--- SUPPLIED ENTRIES ---
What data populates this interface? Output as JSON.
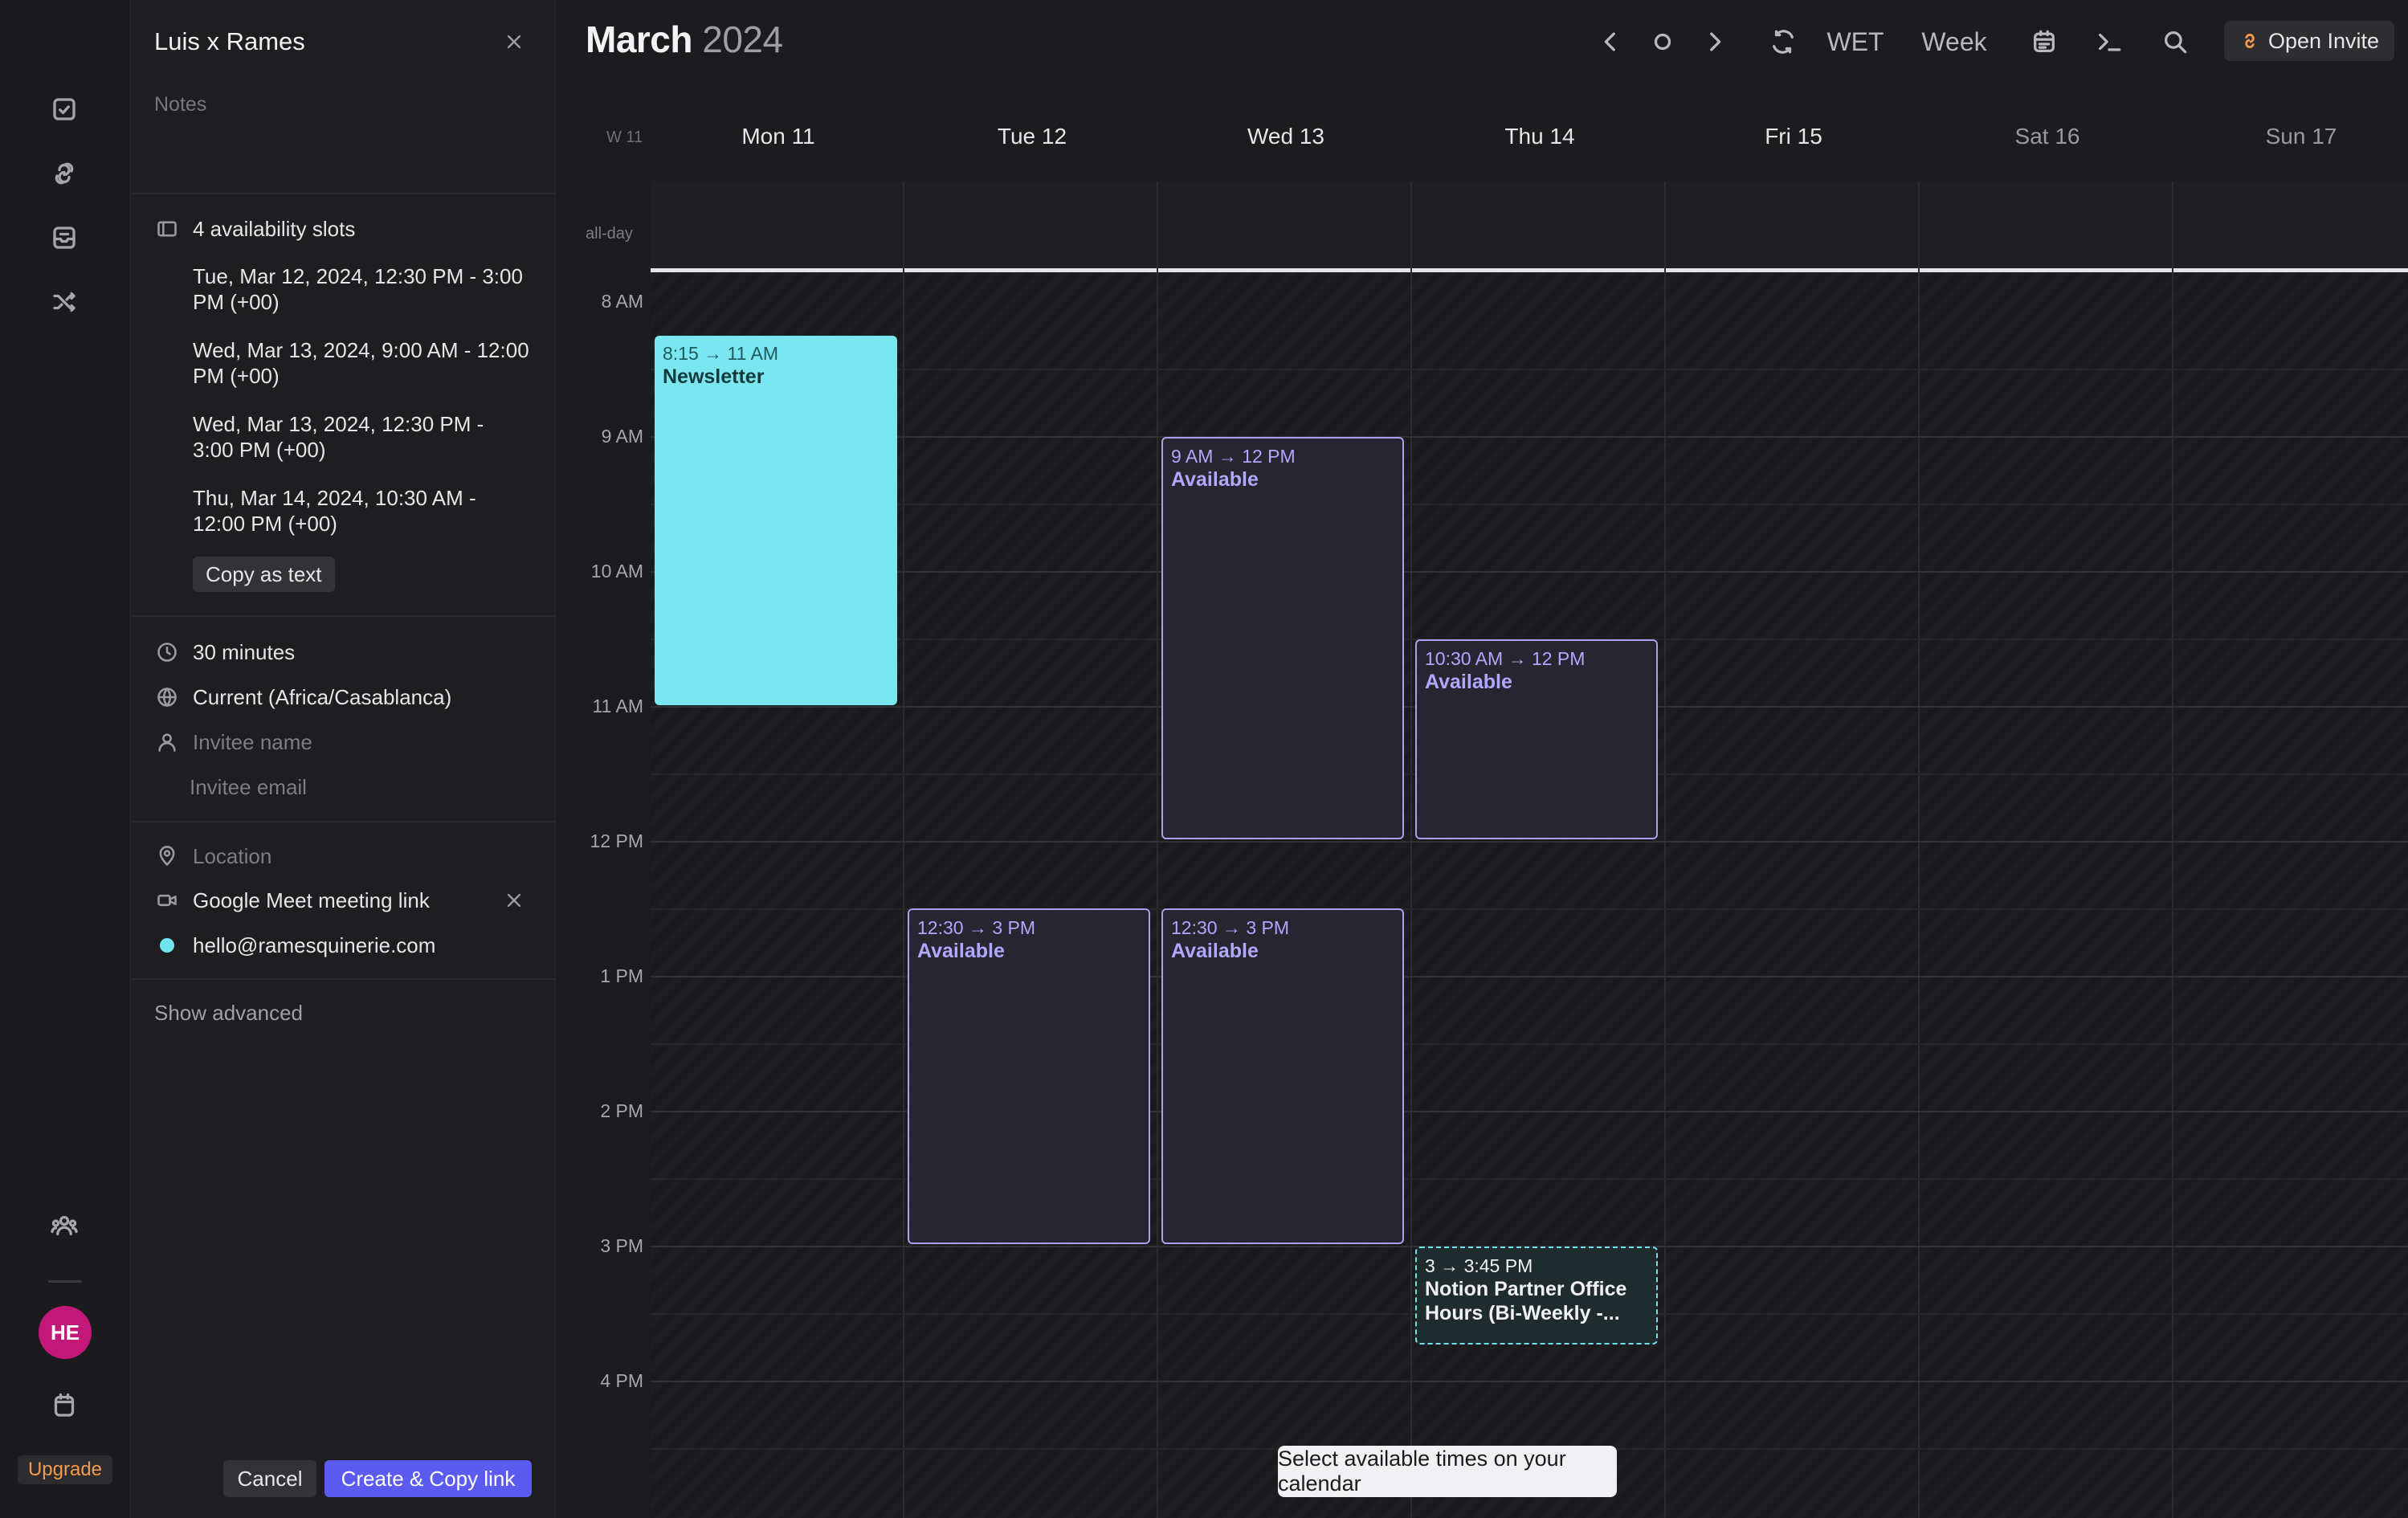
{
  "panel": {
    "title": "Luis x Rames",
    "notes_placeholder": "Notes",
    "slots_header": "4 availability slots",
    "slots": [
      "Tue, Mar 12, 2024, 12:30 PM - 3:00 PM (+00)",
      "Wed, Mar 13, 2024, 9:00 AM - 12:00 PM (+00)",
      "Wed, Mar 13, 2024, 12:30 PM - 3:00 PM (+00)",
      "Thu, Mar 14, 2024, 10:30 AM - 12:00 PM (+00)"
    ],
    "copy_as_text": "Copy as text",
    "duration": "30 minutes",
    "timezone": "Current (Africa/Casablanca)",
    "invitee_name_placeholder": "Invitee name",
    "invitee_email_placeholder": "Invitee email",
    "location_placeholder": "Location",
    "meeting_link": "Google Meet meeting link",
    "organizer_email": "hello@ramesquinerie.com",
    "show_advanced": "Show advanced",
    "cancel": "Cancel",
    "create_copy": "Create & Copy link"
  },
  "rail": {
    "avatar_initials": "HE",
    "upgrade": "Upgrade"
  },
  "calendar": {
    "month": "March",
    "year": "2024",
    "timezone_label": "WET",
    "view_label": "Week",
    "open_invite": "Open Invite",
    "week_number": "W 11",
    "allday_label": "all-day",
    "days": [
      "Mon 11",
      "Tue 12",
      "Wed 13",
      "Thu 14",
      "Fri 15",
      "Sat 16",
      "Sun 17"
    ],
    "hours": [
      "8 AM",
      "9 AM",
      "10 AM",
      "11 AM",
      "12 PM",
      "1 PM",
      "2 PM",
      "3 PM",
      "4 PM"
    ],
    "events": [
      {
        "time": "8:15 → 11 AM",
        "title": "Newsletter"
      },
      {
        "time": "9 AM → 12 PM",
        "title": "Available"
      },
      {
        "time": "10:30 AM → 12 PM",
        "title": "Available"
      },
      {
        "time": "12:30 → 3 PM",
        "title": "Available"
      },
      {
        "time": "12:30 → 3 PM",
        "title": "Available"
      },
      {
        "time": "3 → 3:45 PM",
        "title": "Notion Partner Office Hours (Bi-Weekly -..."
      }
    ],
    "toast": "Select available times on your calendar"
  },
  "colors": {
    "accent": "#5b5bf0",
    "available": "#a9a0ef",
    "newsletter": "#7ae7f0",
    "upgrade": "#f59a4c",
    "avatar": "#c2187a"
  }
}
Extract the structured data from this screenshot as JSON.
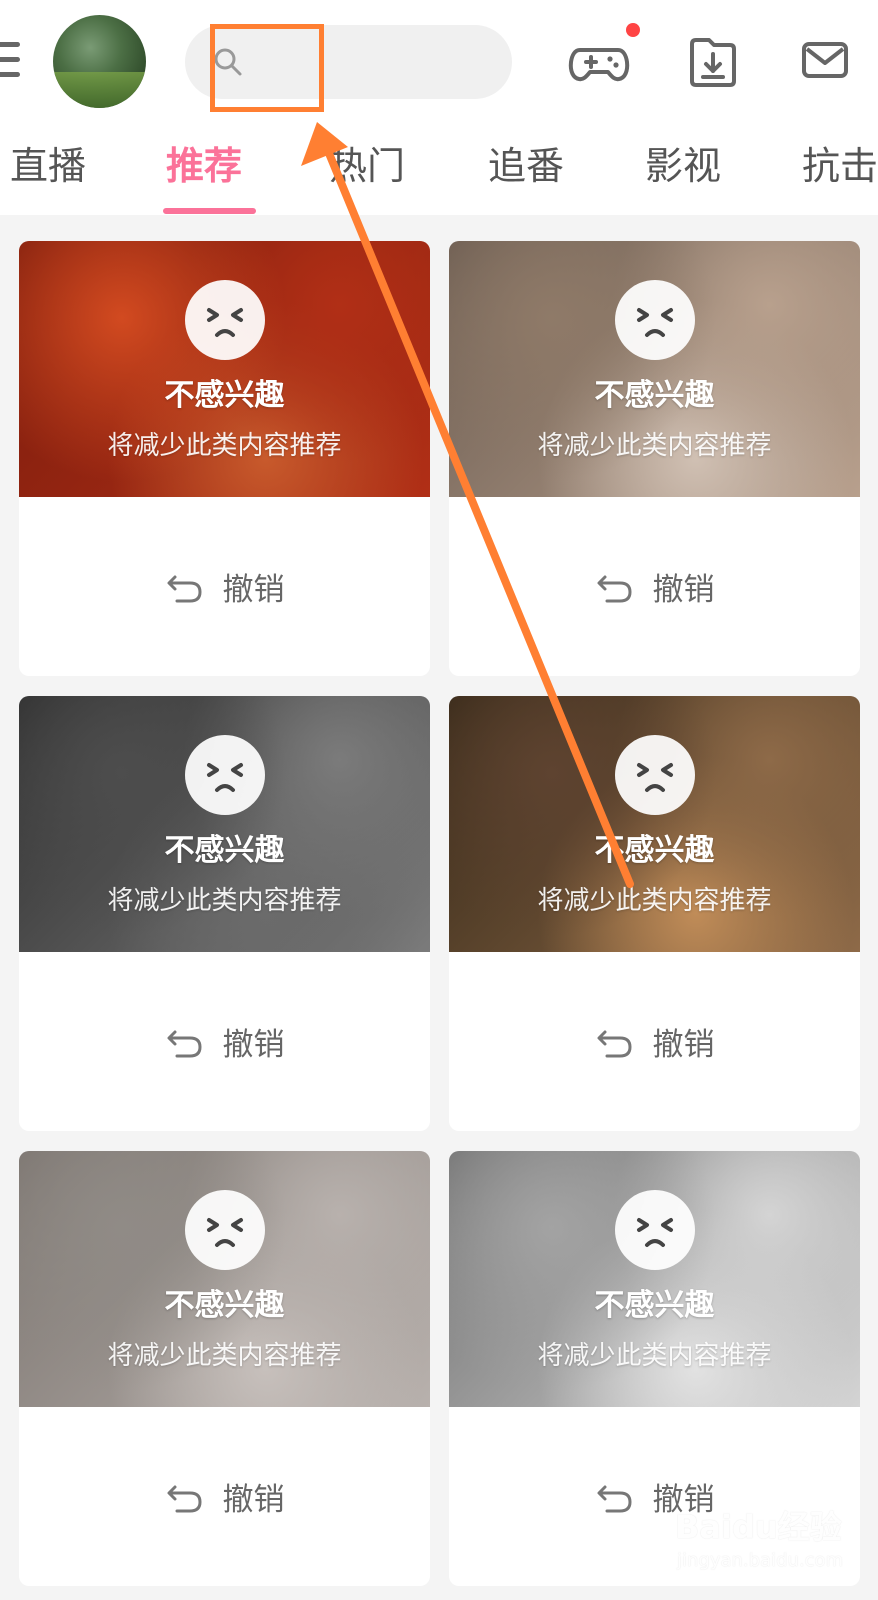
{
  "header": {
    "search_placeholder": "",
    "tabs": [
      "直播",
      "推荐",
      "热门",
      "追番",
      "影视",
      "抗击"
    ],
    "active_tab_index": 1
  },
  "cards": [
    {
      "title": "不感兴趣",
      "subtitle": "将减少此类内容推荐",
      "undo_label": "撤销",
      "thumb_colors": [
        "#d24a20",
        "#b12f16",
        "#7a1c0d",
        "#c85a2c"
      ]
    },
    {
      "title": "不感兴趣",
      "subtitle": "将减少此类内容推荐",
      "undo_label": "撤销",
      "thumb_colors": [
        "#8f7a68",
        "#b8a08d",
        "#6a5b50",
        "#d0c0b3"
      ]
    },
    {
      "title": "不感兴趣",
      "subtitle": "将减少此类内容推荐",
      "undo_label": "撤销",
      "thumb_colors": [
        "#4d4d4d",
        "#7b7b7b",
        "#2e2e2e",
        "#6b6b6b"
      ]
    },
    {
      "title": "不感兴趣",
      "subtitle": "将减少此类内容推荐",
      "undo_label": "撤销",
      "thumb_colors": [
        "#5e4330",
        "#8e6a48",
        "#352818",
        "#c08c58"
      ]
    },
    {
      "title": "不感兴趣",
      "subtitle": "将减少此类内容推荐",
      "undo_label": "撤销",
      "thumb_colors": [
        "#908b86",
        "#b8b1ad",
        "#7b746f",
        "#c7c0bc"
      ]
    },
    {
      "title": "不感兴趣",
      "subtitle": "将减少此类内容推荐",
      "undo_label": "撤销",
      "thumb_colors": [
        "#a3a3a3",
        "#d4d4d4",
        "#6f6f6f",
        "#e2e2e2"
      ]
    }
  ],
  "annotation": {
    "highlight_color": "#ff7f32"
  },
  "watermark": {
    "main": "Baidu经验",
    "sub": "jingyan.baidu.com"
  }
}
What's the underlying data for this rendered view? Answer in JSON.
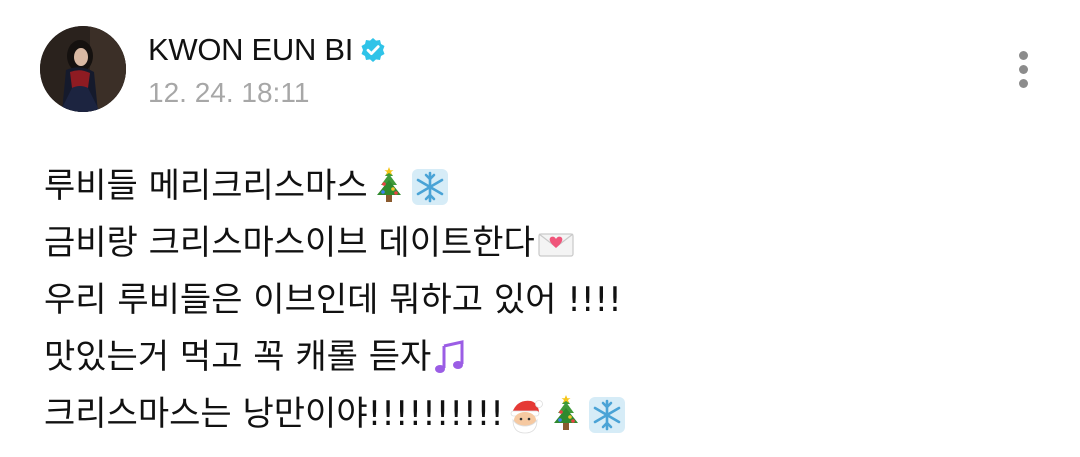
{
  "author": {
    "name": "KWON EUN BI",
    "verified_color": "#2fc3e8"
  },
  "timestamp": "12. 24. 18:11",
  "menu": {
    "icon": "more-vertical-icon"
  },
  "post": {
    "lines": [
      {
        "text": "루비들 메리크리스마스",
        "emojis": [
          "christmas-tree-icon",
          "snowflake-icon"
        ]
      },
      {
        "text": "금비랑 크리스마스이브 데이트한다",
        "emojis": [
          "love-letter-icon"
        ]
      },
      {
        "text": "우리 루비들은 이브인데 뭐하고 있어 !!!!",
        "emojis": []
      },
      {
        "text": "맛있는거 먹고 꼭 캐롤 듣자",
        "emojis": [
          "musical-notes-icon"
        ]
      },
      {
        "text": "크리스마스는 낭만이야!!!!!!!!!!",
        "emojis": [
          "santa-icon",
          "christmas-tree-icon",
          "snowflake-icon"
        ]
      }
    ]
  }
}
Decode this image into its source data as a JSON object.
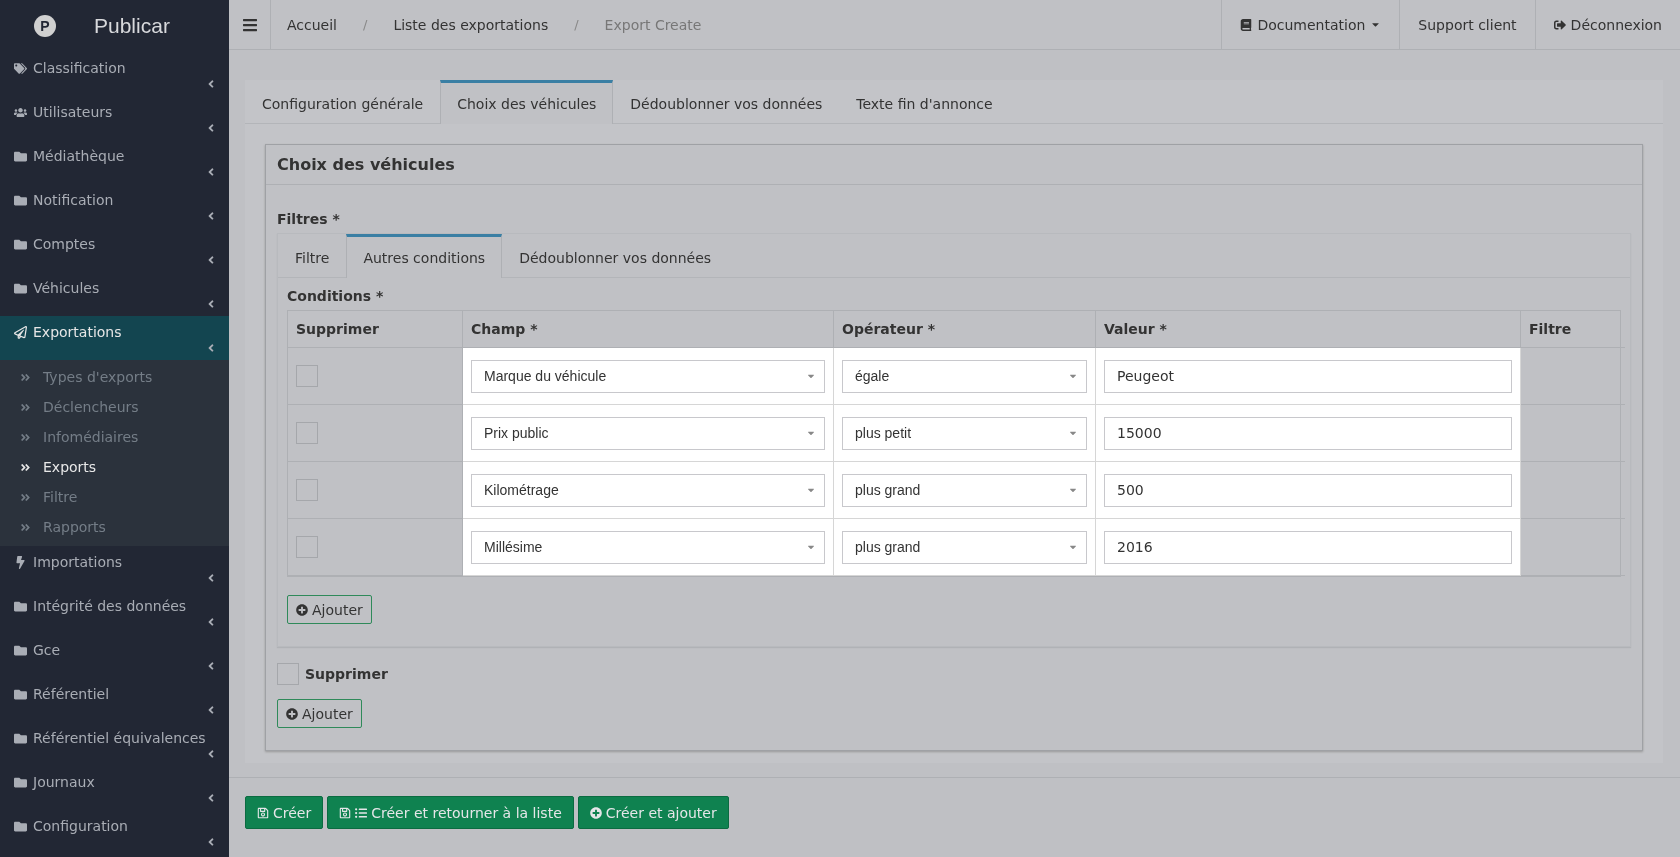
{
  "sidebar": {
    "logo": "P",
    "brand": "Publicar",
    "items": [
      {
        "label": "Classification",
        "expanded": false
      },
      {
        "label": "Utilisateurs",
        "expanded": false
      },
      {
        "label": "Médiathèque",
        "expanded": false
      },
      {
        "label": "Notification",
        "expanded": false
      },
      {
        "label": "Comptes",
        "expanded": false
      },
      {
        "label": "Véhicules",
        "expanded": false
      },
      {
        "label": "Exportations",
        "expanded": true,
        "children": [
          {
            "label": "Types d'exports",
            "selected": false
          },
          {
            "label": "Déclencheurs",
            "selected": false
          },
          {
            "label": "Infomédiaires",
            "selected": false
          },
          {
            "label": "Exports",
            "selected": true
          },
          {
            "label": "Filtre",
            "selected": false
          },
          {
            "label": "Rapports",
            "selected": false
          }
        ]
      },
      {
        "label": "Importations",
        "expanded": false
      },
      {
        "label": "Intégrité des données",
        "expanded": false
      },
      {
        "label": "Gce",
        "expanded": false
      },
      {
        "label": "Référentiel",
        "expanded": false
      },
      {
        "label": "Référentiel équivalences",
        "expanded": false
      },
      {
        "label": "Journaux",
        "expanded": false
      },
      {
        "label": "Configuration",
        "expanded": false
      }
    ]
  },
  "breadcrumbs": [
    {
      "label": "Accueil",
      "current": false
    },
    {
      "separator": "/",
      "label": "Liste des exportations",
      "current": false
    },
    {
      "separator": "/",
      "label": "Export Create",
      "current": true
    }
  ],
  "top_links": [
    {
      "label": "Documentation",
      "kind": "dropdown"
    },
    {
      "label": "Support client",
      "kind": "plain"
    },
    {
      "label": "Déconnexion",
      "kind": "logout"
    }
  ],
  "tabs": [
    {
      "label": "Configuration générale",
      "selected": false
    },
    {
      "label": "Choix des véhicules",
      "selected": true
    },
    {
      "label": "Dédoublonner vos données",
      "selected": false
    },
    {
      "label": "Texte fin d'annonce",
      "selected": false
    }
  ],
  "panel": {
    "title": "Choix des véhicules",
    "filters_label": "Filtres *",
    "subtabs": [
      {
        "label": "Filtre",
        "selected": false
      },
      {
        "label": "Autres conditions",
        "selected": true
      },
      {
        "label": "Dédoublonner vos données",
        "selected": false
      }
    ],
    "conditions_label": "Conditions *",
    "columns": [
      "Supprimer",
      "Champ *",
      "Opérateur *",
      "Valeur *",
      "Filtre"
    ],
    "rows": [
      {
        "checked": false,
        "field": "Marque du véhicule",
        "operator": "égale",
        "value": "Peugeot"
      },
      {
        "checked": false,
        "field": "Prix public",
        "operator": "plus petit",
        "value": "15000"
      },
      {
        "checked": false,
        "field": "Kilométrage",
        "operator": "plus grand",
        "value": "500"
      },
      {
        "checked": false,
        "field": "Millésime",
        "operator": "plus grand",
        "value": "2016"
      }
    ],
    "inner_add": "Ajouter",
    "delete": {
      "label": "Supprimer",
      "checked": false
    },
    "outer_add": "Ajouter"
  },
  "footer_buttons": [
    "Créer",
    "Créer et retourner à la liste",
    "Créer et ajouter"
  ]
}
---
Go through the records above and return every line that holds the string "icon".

    "icon": "more-vertical-icon"
          "christmas-tree-icon",
          "snowflake-icon"
          "love-letter-icon"
          "musical-notes-icon"
          "santa-icon",
          "christmas-tree-icon",
          "snowflake-icon"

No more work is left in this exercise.